▶ _Problem requirements_
Set every record down verbatim and omit the pictures.

Content starts

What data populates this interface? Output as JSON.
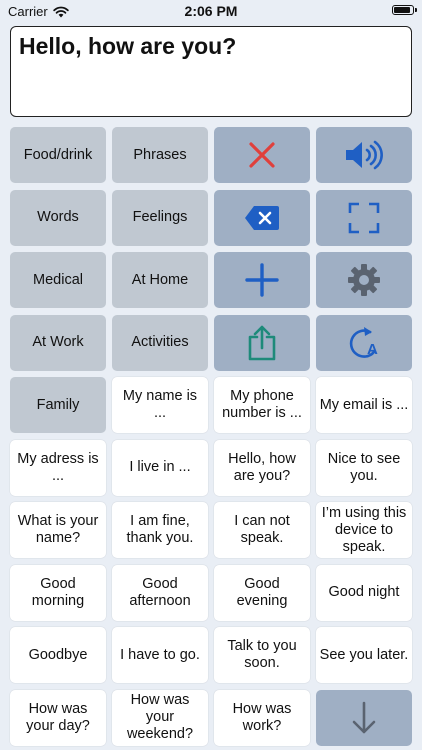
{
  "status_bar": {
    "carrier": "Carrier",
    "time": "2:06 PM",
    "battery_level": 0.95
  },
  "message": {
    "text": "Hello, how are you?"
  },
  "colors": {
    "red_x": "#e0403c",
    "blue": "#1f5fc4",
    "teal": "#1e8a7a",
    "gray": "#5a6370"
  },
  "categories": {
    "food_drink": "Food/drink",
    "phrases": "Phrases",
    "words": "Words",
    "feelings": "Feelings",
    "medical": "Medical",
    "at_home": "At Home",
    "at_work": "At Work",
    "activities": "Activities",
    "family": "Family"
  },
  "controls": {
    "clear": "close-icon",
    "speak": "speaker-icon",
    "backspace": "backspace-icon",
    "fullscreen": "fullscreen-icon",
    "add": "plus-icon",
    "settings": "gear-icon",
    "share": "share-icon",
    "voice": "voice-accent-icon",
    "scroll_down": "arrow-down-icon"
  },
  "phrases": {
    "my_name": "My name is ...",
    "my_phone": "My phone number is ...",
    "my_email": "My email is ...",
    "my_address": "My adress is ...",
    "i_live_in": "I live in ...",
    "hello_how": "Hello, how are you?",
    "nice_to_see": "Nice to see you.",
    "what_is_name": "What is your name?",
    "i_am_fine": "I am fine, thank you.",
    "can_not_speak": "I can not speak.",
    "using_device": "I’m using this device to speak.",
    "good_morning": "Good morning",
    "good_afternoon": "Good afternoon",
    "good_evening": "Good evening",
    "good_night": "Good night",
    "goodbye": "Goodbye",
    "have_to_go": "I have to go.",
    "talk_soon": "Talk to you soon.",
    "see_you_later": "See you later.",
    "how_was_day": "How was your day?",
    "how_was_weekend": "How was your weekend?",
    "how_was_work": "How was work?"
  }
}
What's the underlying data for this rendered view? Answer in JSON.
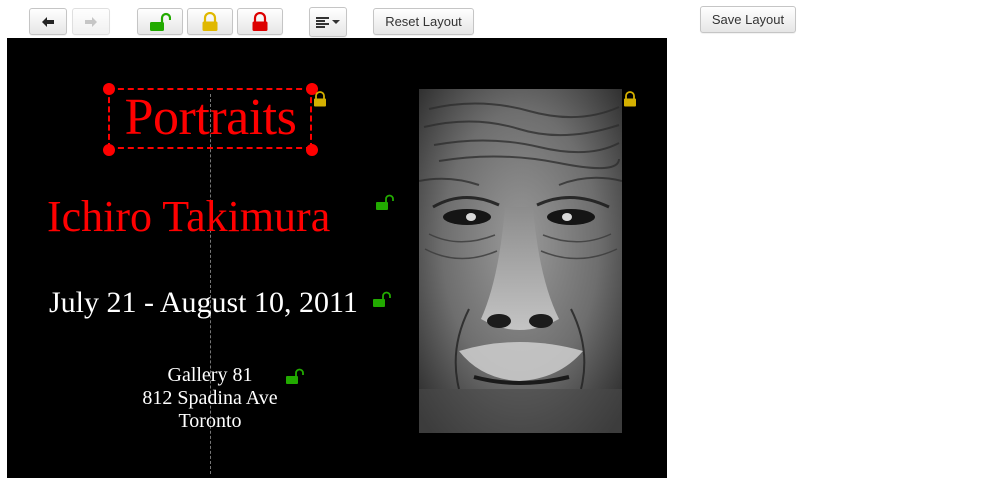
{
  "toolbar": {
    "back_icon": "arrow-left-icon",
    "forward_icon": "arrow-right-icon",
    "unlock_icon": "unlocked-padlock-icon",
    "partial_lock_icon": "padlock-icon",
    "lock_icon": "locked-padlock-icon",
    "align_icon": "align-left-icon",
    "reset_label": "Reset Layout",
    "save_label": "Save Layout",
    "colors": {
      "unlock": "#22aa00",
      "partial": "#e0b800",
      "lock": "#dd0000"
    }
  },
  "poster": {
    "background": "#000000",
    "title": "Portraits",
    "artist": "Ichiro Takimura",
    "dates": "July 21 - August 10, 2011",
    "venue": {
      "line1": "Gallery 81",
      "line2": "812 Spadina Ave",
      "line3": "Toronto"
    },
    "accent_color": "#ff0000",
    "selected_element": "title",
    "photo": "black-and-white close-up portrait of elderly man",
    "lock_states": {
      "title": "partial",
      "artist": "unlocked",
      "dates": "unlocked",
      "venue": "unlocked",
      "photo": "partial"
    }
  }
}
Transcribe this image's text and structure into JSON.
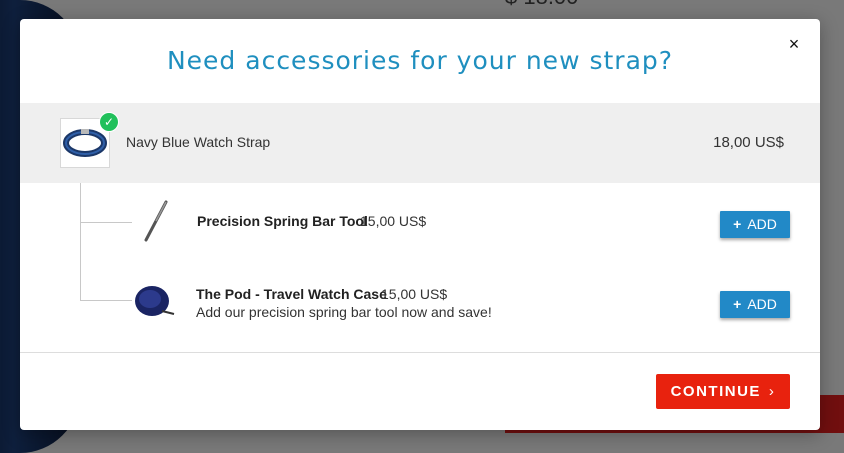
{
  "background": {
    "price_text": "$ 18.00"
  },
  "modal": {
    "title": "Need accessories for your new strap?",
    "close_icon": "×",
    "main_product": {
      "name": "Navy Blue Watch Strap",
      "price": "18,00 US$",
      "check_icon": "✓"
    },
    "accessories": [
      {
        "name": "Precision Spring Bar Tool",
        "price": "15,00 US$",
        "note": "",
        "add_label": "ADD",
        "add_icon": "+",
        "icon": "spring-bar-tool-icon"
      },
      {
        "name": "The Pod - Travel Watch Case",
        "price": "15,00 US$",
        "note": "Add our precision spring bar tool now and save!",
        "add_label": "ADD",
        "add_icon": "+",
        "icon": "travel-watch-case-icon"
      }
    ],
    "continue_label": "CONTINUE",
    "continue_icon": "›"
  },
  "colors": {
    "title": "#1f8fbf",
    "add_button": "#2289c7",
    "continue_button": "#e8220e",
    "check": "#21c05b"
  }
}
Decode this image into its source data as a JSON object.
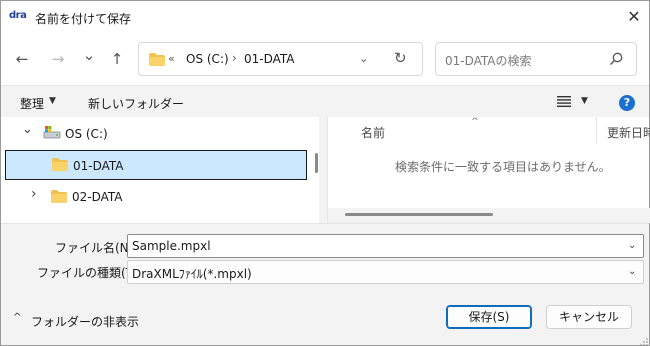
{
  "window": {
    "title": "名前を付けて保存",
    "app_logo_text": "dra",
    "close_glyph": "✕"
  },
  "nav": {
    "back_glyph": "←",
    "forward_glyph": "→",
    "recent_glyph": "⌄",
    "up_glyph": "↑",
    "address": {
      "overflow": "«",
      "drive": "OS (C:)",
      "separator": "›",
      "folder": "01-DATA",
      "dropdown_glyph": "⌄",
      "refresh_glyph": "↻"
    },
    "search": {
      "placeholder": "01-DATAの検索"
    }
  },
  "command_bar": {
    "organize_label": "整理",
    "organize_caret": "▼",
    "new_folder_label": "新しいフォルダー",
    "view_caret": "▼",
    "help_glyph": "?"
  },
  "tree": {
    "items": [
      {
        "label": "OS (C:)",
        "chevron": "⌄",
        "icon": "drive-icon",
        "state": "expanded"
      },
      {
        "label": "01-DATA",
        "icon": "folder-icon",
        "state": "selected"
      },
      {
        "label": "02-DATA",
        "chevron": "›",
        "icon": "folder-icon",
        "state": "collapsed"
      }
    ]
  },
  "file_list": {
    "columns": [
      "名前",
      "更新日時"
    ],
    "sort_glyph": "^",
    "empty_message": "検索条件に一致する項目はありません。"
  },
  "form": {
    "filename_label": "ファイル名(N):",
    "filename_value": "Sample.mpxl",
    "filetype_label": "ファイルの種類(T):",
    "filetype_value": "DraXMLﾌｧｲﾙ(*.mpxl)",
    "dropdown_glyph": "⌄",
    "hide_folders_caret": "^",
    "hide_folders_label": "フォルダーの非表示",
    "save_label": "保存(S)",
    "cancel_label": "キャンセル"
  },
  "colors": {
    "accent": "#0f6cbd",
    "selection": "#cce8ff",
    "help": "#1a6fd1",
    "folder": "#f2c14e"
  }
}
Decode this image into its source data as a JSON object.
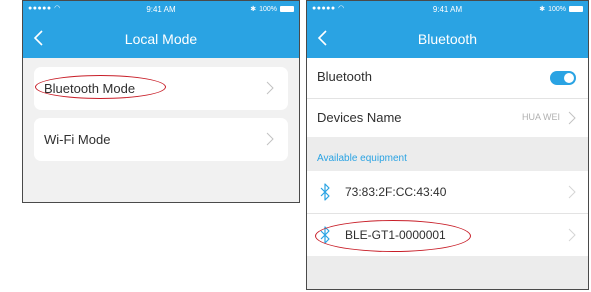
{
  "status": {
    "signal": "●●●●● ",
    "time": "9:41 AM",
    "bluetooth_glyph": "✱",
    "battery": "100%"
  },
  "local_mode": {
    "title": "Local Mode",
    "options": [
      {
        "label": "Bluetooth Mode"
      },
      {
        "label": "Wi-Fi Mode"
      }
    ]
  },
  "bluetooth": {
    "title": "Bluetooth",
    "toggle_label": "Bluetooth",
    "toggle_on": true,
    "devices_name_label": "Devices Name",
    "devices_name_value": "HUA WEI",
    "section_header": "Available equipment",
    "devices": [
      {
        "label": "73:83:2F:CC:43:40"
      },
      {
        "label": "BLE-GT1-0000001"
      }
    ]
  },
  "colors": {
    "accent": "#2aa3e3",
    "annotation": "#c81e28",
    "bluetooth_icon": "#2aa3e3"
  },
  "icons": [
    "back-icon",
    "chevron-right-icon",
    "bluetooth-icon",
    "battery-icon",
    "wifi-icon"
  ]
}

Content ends

▶ _Response area_
What data populates this interface? Output as JSON.
{
  "status_bar": {
    "carrier": "Carrier",
    "time": "2:06 PM",
    "battery_level": 0.95
  },
  "message": {
    "text": "Hello, how are you?"
  },
  "colors": {
    "red_x": "#e0403c",
    "blue": "#1f5fc4",
    "teal": "#1e8a7a",
    "gray": "#5a6370"
  },
  "categories": {
    "food_drink": "Food/drink",
    "phrases": "Phrases",
    "words": "Words",
    "feelings": "Feelings",
    "medical": "Medical",
    "at_home": "At Home",
    "at_work": "At Work",
    "activities": "Activities",
    "family": "Family"
  },
  "controls": {
    "clear": "close-icon",
    "speak": "speaker-icon",
    "backspace": "backspace-icon",
    "fullscreen": "fullscreen-icon",
    "add": "plus-icon",
    "settings": "gear-icon",
    "share": "share-icon",
    "voice": "voice-accent-icon",
    "scroll_down": "arrow-down-icon"
  },
  "phrases": {
    "my_name": "My name is ...",
    "my_phone": "My phone number is ...",
    "my_email": "My email is ...",
    "my_address": "My adress is ...",
    "i_live_in": "I live in ...",
    "hello_how": "Hello, how are you?",
    "nice_to_see": "Nice to see you.",
    "what_is_name": "What is your name?",
    "i_am_fine": "I am fine, thank you.",
    "can_not_speak": "I can not speak.",
    "using_device": "I’m using this device to speak.",
    "good_morning": "Good morning",
    "good_afternoon": "Good afternoon",
    "good_evening": "Good evening",
    "good_night": "Good night",
    "goodbye": "Goodbye",
    "have_to_go": "I have to go.",
    "talk_soon": "Talk to you soon.",
    "see_you_later": "See you later.",
    "how_was_day": "How was your day?",
    "how_was_weekend": "How was your weekend?",
    "how_was_work": "How was work?"
  }
}
What's the underlying data for this rendered view? Answer in JSON.
{
  "toolbar": {
    "back_icon": "arrow-left-icon",
    "forward_icon": "arrow-right-icon",
    "unlock_icon": "unlocked-padlock-icon",
    "partial_lock_icon": "padlock-icon",
    "lock_icon": "locked-padlock-icon",
    "align_icon": "align-left-icon",
    "reset_label": "Reset Layout",
    "save_label": "Save Layout",
    "colors": {
      "unlock": "#22aa00",
      "partial": "#e0b800",
      "lock": "#dd0000"
    }
  },
  "poster": {
    "background": "#000000",
    "title": "Portraits",
    "artist": "Ichiro Takimura",
    "dates": "July 21 - August 10, 2011",
    "venue": {
      "line1": "Gallery 81",
      "line2": "812 Spadina Ave",
      "line3": "Toronto"
    },
    "accent_color": "#ff0000",
    "selected_element": "title",
    "photo": "black-and-white close-up portrait of elderly man",
    "lock_states": {
      "title": "partial",
      "artist": "unlocked",
      "dates": "unlocked",
      "venue": "unlocked",
      "photo": "partial"
    }
  }
}
Transcribe this image's text and structure into JSON.
{
  "background": {
    "price_text": "$ 18.00"
  },
  "modal": {
    "title": "Need accessories for your new strap?",
    "close_icon": "×",
    "main_product": {
      "name": "Navy Blue Watch Strap",
      "price": "18,00 US$",
      "check_icon": "✓"
    },
    "accessories": [
      {
        "name": "Precision Spring Bar Tool",
        "price": "15,00 US$",
        "note": "",
        "add_label": "ADD",
        "add_icon": "+",
        "icon": "spring-bar-tool-icon"
      },
      {
        "name": "The Pod - Travel Watch Case",
        "price": "15,00 US$",
        "note": "Add our precision spring bar tool now and save!",
        "add_label": "ADD",
        "add_icon": "+",
        "icon": "travel-watch-case-icon"
      }
    ],
    "continue_label": "CONTINUE",
    "continue_icon": "›"
  },
  "colors": {
    "title": "#1f8fbf",
    "add_button": "#2289c7",
    "continue_button": "#e8220e",
    "check": "#21c05b"
  }
}
Decode this image into its source data as a JSON object.
{
  "window": {
    "title": "名前を付けて保存",
    "app_logo_text": "dra",
    "close_glyph": "✕"
  },
  "nav": {
    "back_glyph": "←",
    "forward_glyph": "→",
    "recent_glyph": "⌄",
    "up_glyph": "↑",
    "address": {
      "overflow": "«",
      "drive": "OS (C:)",
      "separator": "›",
      "folder": "01-DATA",
      "dropdown_glyph": "⌄",
      "refresh_glyph": "↻"
    },
    "search": {
      "placeholder": "01-DATAの検索"
    }
  },
  "command_bar": {
    "organize_label": "整理",
    "organize_caret": "▼",
    "new_folder_label": "新しいフォルダー",
    "view_caret": "▼",
    "help_glyph": "?"
  },
  "tree": {
    "items": [
      {
        "label": "OS (C:)",
        "chevron": "⌄",
        "icon": "drive-icon",
        "state": "expanded"
      },
      {
        "label": "01-DATA",
        "icon": "folder-icon",
        "state": "selected"
      },
      {
        "label": "02-DATA",
        "chevron": "›",
        "icon": "folder-icon",
        "state": "collapsed"
      }
    ]
  },
  "file_list": {
    "columns": [
      "名前",
      "更新日時"
    ],
    "sort_glyph": "^",
    "empty_message": "検索条件に一致する項目はありません。"
  },
  "form": {
    "filename_label": "ファイル名(N):",
    "filename_value": "Sample.mpxl",
    "filetype_label": "ファイルの種類(T):",
    "filetype_value": "DraXMLﾌｧｲﾙ(*.mpxl)",
    "dropdown_glyph": "⌄",
    "hide_folders_caret": "^",
    "hide_folders_label": "フォルダーの非表示",
    "save_label": "保存(S)",
    "cancel_label": "キャンセル"
  },
  "colors": {
    "accent": "#0f6cbd",
    "selection": "#cce8ff",
    "help": "#1a6fd1",
    "folder": "#f2c14e"
  }
}
Decode this image into its source data as a JSON object.
{
  "status": {
    "signal": "●●●●● ",
    "time": "9:41 AM",
    "bluetooth_glyph": "✱",
    "battery": "100%"
  },
  "local_mode": {
    "title": "Local Mode",
    "options": [
      {
        "label": "Bluetooth Mode"
      },
      {
        "label": "Wi-Fi Mode"
      }
    ]
  },
  "bluetooth": {
    "title": "Bluetooth",
    "toggle_label": "Bluetooth",
    "toggle_on": true,
    "devices_name_label": "Devices Name",
    "devices_name_value": "HUA WEI",
    "section_header": "Available equipment",
    "devices": [
      {
        "label": "73:83:2F:CC:43:40"
      },
      {
        "label": "BLE-GT1-0000001"
      }
    ]
  },
  "colors": {
    "accent": "#2aa3e3",
    "annotation": "#c81e28",
    "bluetooth_icon": "#2aa3e3"
  },
  "icons": [
    "back-icon",
    "chevron-right-icon",
    "bluetooth-icon",
    "battery-icon",
    "wifi-icon"
  ]
}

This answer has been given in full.